With no guitars to speak of, the band builds its pummeling dance rhythms on melodies often played in unison by bassist Elizabeth Davis-Simpson (formerly of the band Seven Year Bitch) and keyboards player Bex. Drumming rudimentarily, Lay Lay von Guthier, not unlike Meg White in the White Stripes, lays down crude beats that ideally fit the low-fi arrangements.

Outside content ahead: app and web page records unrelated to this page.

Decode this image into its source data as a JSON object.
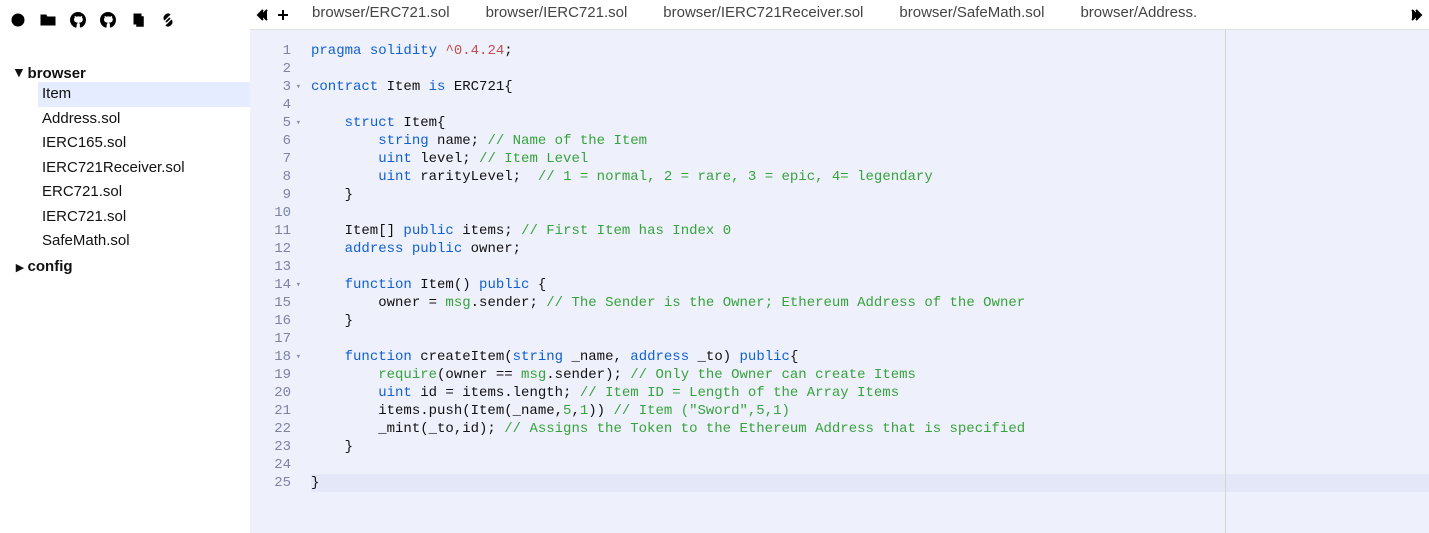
{
  "sidebar": {
    "folders": [
      {
        "name": "browser",
        "expanded": true,
        "files": [
          {
            "name": "Item",
            "selected": true
          },
          {
            "name": "Address.sol",
            "selected": false
          },
          {
            "name": "IERC165.sol",
            "selected": false
          },
          {
            "name": "IERC721Receiver.sol",
            "selected": false
          },
          {
            "name": "ERC721.sol",
            "selected": false
          },
          {
            "name": "IERC721.sol",
            "selected": false
          },
          {
            "name": "SafeMath.sol",
            "selected": false
          }
        ]
      },
      {
        "name": "config",
        "expanded": false,
        "files": []
      }
    ]
  },
  "tabs": [
    {
      "label": "browser/ERC721.sol",
      "active": false
    },
    {
      "label": "browser/IERC721.sol",
      "active": false
    },
    {
      "label": "browser/IERC721Receiver.sol",
      "active": false
    },
    {
      "label": "browser/SafeMath.sol",
      "active": false
    },
    {
      "label": "browser/Address.",
      "active": false
    }
  ],
  "editor": {
    "first_line": 1,
    "highlighted_line": 25,
    "lines": [
      {
        "n": 1,
        "fold": false,
        "tokens": [
          [
            "kw",
            "pragma"
          ],
          [
            "",
            " "
          ],
          [
            "kw",
            "solidity"
          ],
          [
            "",
            " "
          ],
          [
            "str",
            "^0.4.24"
          ],
          [
            "",
            ";"
          ]
        ]
      },
      {
        "n": 2,
        "fold": false,
        "tokens": []
      },
      {
        "n": 3,
        "fold": true,
        "tokens": [
          [
            "kw",
            "contract"
          ],
          [
            "",
            " Item "
          ],
          [
            "kw",
            "is"
          ],
          [
            "",
            " ERC721{"
          ]
        ]
      },
      {
        "n": 4,
        "fold": false,
        "tokens": []
      },
      {
        "n": 5,
        "fold": true,
        "tokens": [
          [
            "",
            "    "
          ],
          [
            "kw",
            "struct"
          ],
          [
            "",
            " Item{"
          ]
        ]
      },
      {
        "n": 6,
        "fold": false,
        "tokens": [
          [
            "",
            "        "
          ],
          [
            "kw",
            "string"
          ],
          [
            "",
            " name; "
          ],
          [
            "cmt",
            "// Name of the Item"
          ]
        ]
      },
      {
        "n": 7,
        "fold": false,
        "tokens": [
          [
            "",
            "        "
          ],
          [
            "kw",
            "uint"
          ],
          [
            "",
            " level; "
          ],
          [
            "cmt",
            "// Item Level"
          ]
        ]
      },
      {
        "n": 8,
        "fold": false,
        "tokens": [
          [
            "",
            "        "
          ],
          [
            "kw",
            "uint"
          ],
          [
            "",
            " rarityLevel;  "
          ],
          [
            "cmt",
            "// 1 = normal, 2 = rare, 3 = epic, 4= legendary"
          ]
        ]
      },
      {
        "n": 9,
        "fold": false,
        "tokens": [
          [
            "",
            "    }"
          ]
        ]
      },
      {
        "n": 10,
        "fold": false,
        "tokens": []
      },
      {
        "n": 11,
        "fold": false,
        "tokens": [
          [
            "",
            "    Item[] "
          ],
          [
            "kw",
            "public"
          ],
          [
            "",
            " items; "
          ],
          [
            "cmt",
            "// First Item has Index 0"
          ]
        ]
      },
      {
        "n": 12,
        "fold": false,
        "tokens": [
          [
            "",
            "    "
          ],
          [
            "kw",
            "address"
          ],
          [
            "",
            " "
          ],
          [
            "kw",
            "public"
          ],
          [
            "",
            " owner;"
          ]
        ]
      },
      {
        "n": 13,
        "fold": false,
        "tokens": []
      },
      {
        "n": 14,
        "fold": true,
        "tokens": [
          [
            "",
            "    "
          ],
          [
            "kw",
            "function"
          ],
          [
            "",
            " Item() "
          ],
          [
            "kw",
            "public"
          ],
          [
            "",
            " {"
          ]
        ]
      },
      {
        "n": 15,
        "fold": false,
        "tokens": [
          [
            "",
            "        owner = "
          ],
          [
            "typ",
            "msg"
          ],
          [
            "",
            ".sender; "
          ],
          [
            "cmt",
            "// The Sender is the Owner; Ethereum Address of the Owner"
          ]
        ]
      },
      {
        "n": 16,
        "fold": false,
        "tokens": [
          [
            "",
            "    }"
          ]
        ]
      },
      {
        "n": 17,
        "fold": false,
        "tokens": []
      },
      {
        "n": 18,
        "fold": true,
        "tokens": [
          [
            "",
            "    "
          ],
          [
            "kw",
            "function"
          ],
          [
            "",
            " createItem("
          ],
          [
            "kw",
            "string"
          ],
          [
            "",
            " _name, "
          ],
          [
            "kw",
            "address"
          ],
          [
            "",
            " _to) "
          ],
          [
            "kw",
            "public"
          ],
          [
            "",
            "{"
          ]
        ]
      },
      {
        "n": 19,
        "fold": false,
        "tokens": [
          [
            "",
            "        "
          ],
          [
            "typ",
            "require"
          ],
          [
            "",
            "(owner == "
          ],
          [
            "typ",
            "msg"
          ],
          [
            "",
            ".sender); "
          ],
          [
            "cmt",
            "// Only the Owner can create Items"
          ]
        ]
      },
      {
        "n": 20,
        "fold": false,
        "tokens": [
          [
            "",
            "        "
          ],
          [
            "kw",
            "uint"
          ],
          [
            "",
            " id = items.length; "
          ],
          [
            "cmt",
            "// Item ID = Length of the Array Items"
          ]
        ]
      },
      {
        "n": 21,
        "fold": false,
        "tokens": [
          [
            "",
            "        items.push(Item(_name,"
          ],
          [
            "num",
            "5"
          ],
          [
            "",
            ","
          ],
          [
            "num",
            "1"
          ],
          [
            "",
            ")) "
          ],
          [
            "cmt",
            "// Item (\"Sword\",5,1)"
          ]
        ]
      },
      {
        "n": 22,
        "fold": false,
        "tokens": [
          [
            "",
            "        _mint(_to,id); "
          ],
          [
            "cmt",
            "// Assigns the Token to the Ethereum Address that is specified"
          ]
        ]
      },
      {
        "n": 23,
        "fold": false,
        "tokens": [
          [
            "",
            "    }"
          ]
        ]
      },
      {
        "n": 24,
        "fold": false,
        "tokens": []
      },
      {
        "n": 25,
        "fold": false,
        "tokens": [
          [
            "",
            "}"
          ]
        ]
      }
    ]
  }
}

She's like an electronic drum machine with a glitchy power source.
Most important, though, is that the musical setting--think of early '80s electronic pop bands such as Tuxedomoon and Ultravox with a hardcore attitude--allows Ms. Iva to bellow, howl and wail in a bluesy and funky fever.
Tunes such as "Same Sad Song," "Solid Gold" and "Feel It" are stand-out rave-ups, but the record's highlight is "Soulshaker," which imagines James Brown (if he were a woman) jamming with the MC5 on catchy-enough-for-the-radio synth-pop in a New York City punk club circa 1979. It's that kind of sexy.